┌──
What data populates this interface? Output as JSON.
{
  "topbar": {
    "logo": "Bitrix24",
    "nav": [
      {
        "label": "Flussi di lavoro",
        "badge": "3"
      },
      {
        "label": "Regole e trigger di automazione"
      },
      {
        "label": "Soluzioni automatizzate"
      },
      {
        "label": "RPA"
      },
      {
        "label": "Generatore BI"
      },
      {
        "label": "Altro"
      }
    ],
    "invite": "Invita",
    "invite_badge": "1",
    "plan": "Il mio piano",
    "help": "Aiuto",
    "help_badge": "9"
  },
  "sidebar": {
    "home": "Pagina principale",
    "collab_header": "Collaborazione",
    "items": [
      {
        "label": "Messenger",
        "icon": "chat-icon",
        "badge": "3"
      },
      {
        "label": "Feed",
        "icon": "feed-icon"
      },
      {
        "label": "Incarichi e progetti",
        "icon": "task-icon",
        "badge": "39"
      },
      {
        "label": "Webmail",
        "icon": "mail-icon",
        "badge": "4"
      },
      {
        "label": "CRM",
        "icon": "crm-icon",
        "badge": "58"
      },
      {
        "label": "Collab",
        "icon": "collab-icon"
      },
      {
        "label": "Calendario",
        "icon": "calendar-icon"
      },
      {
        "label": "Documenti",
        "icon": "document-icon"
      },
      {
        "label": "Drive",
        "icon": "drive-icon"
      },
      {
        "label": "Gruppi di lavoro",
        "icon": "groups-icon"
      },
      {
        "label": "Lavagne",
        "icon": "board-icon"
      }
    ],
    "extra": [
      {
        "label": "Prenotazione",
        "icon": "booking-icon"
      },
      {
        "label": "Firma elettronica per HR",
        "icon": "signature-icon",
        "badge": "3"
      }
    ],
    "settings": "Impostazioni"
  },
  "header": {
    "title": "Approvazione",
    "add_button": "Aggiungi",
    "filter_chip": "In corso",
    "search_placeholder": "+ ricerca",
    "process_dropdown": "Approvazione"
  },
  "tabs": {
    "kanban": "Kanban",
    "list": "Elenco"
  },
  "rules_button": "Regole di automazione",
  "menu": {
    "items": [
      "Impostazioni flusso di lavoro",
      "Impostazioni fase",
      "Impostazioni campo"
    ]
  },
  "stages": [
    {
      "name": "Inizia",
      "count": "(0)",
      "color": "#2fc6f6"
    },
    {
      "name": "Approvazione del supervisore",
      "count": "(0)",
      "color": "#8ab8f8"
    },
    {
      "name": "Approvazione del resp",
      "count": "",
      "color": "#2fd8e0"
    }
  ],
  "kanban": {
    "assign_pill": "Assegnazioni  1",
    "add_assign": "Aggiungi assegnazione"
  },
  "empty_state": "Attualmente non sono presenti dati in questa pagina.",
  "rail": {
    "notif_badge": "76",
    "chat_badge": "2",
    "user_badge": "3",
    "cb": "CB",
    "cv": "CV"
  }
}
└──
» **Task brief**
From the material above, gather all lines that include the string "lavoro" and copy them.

» **Reply**
        "label": "Flussi di lavoro",
        "label": "Gruppi di lavoro",
      "Impostazioni flusso di lavoro",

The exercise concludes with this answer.